The recent hot-dry-wet weather lately has made life really difficult for plants. Watering them may seem an easy task, but follow some golden rules to ensure the best possible results.
best time to water a garden, and how?
Watering every day for 15 minutes at a time may be convenient for you, but it can be disasterous for the plants. Frequent shallow watering will cause a plant’s roots to stay near the surface, where they will quickly dry out. It’s better to give the garden a good soaking less often.
Gardens are best watered early in the morning to reduce evaporation. Evening watering leaves water on the plants overnight, which can encourage fungal diseases.
Collect as much water as you can in water butts. It’s not only economical but is the best water for all plants except seedlings. Tap water is better for them as it’s sterile.
This is water that’s been used once in the house, and then collected. Only use this water within 24 hours of collecting it – after that, bacteria can multiply rapidly, turning your grey water black!
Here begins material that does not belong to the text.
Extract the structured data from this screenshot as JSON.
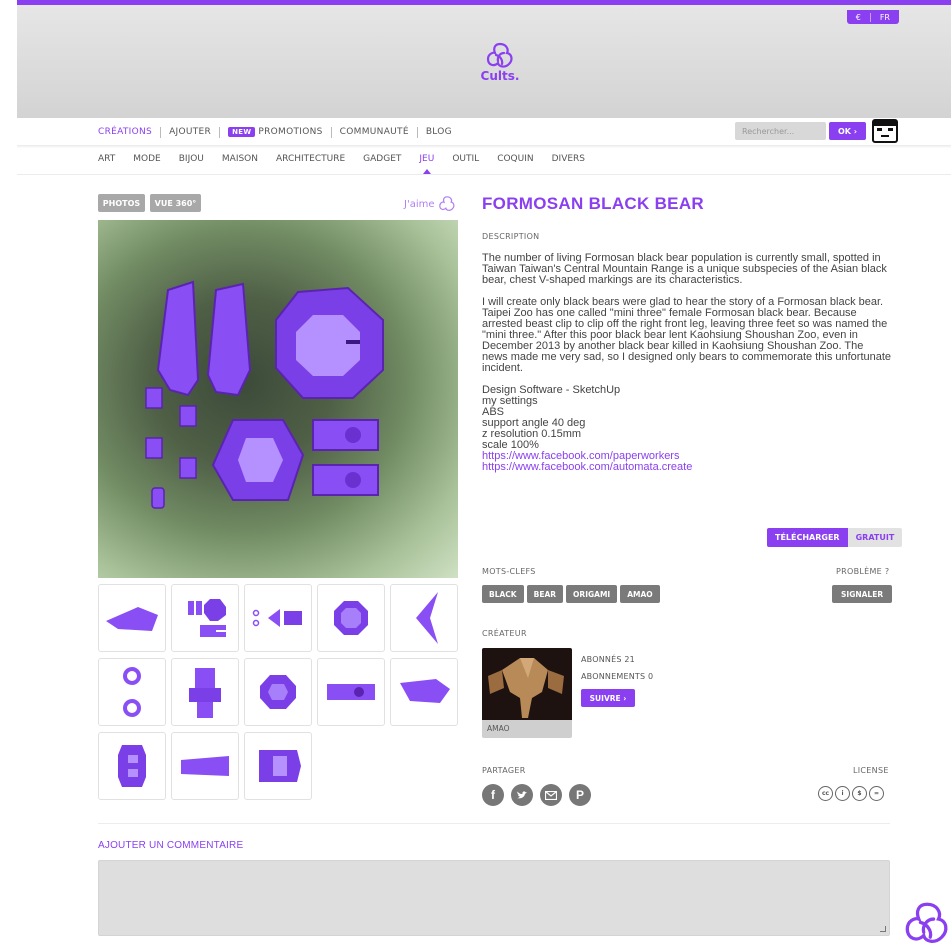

Avoid using grey water on edible plants as it may add more harmful bacteria to the soil than regular water. The dilute soap residue won’t cause too much of a problem with ornamental plants – remember that your great grandma probably chucked her washing up water over the roses to kill off aphids. However, if you have a water softener in your water system, don’t use it as the salts used can harm the plants and soil.
Aim to completely wet the rootzone of your lawn each time you water, and the rule of thumb here is to aim to apply around 2cms of water (which will then seep down 15cms). You can test this by pushing a sharp tool such as a screwdriver down into the soil, about an hour after watering. It’ll glide through the watered soil, but be difficult to penetrate dry soil.
I’d recommend not using a sprinkler as this gives you a false sense of how much water actually hits the spot.
Green vegetables are in fact 80-95% water, so it hot weather they will be the first to wilt. I don’t know who measures this sort of thing, but you might be interested to know that an average tomato plant transpires about 135 litres of water during a season. That’s a lot of water!
Water retaining granules were classically meant for pots and baskets, but now I’m putting a sprinkle of them into each new planting hole, and mixing well with the soil. These should make your watering 70% more efficient.
A mulch of well rotted stable manure will not only conserve moisture, but suppress weeds, re-mineralise soil and improve its structure. Apply after liberal watering.
Auntie Planty offers garden problem solving sessions in your own garden. Her advice is only a phone call away (020 8892 9243)
© 2011 Valerie McBride-Munro